Two notes to close this section. First, I’ve interacted some with the Old Testament laws of ancient Israel. That has to be done carefully and I have deliberately pointed us back to truths embedded in creation. For more on applying the Old Testament law to life today, including its application to the role of government, see Stephen Wellum’s chapter on Christian ethics, in Progressive Covenantalism. Second, I have stayed away from specific policy prescriptions, even though I may have my own (hopefully) informed judgments on these things. Andy Naselli has a helpful lecture and book answering the question, “how can I love fellow Christians with different politics?”

Now, a final way we can engage politics as Christians.

Calibrating our expectations

Our final way of honoring Jesus as Lord in our politics is to engage with expectations calibrated by the promises of Christ. Take caution, courage, and comfort in these three beautiful truths.

First, as you vote, do so with a proper humility about the possibilities of human government in light of the coming and return of Jesus Christ. Jesus Christ had to suffer on the cross and rise from the dead because there are some things government can’t do for us. It can’t give us meaning and it can’t take away our guilt. This is true regardless of what politicians promise to do for us. Government can’t fix our deepest problems. Insert government bureaucracy joke here. Even our country with its unparalleled prosperity and security is nevertheless, in light of all God intended for humanity, a cold and lonely place to live. Human government is instituted by God to punish evil because there is still a whole lot of evil that goes on. But in Christ we have this: the forgiveness of our sins, the removal of our guilt, and life everlasting. We are not engaging in the remaking of humanity or the elimination of all human wronging. The Lord will bring his perfect justice on the Day of Jesus’ return.

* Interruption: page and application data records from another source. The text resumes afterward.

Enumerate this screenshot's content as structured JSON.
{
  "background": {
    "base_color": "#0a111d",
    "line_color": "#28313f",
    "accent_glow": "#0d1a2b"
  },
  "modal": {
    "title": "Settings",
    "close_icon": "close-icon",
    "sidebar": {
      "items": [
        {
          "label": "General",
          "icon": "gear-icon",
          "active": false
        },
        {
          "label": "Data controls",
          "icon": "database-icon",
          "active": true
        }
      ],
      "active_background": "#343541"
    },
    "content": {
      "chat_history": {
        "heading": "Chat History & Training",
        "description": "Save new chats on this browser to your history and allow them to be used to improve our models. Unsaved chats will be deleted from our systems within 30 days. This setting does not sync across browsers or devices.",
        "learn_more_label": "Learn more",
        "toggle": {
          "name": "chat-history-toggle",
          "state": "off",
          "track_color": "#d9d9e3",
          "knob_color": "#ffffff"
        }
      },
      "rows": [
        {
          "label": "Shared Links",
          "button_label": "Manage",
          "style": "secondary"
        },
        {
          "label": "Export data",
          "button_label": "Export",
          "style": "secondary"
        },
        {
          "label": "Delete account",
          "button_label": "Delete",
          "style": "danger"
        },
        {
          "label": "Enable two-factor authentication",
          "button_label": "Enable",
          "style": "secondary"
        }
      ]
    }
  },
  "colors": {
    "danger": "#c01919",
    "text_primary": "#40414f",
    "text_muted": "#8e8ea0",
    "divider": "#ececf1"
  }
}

Second, as you vote, do so with a proper expectation of reproach, division, trouble, and incomparable blessing for honoring Christ in your engagementThe things we believe about human beings and what they are owed are contested ideas. We believe they are of great moral consequence, and if you follow the money so does everybody else. This matter of voting which is inherently simplistic is bound to get us in trouble with people we love. Remember Jesus’ words, “Blessed are those who are persecuted for righteousness’ sake, for theirs is the kingdom of heaven” (Matt. 5:10).

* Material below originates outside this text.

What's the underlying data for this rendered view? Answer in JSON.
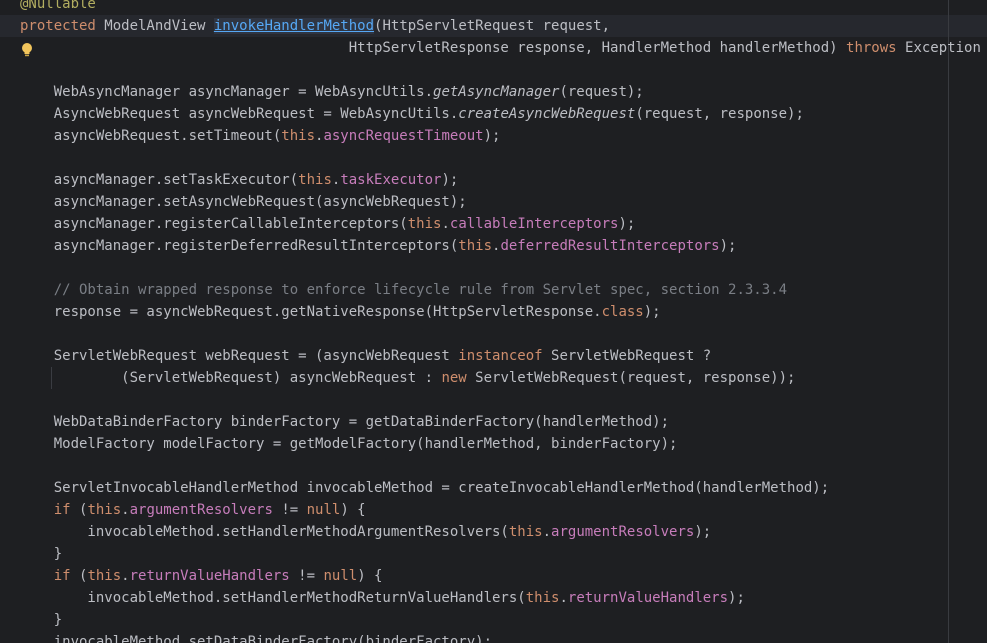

Finally, as you vote, do so with eager anticipation for the coming of our LordWhatever current hopes we have for life here in America, even the best outcome in our best days, they cannot compare with what is to come for those who are in Christ. At the coming of our Lord all of our sorrows will be erased and all of earth’s joys will be entirely eclipsed. Remember Paul’s words, “For I consider that the sufferings of this present time are not worth comparing with the glory that is to be revealed to us” (Rom. 8:18). Politics is exciting for some of us and there are victories to celebrate along the way. There is also reason for profound disappointment. But there is no disappointment in the end with Christ who is the King of Kings.

Keep all this in mind as you vote. That’s what I’m heading out to do right now.

And remember, Caesar’s image was on that coin. But you, dear friend, bear the image of your Maker. You can’t leave him behind in the voting booth, and why would you want to?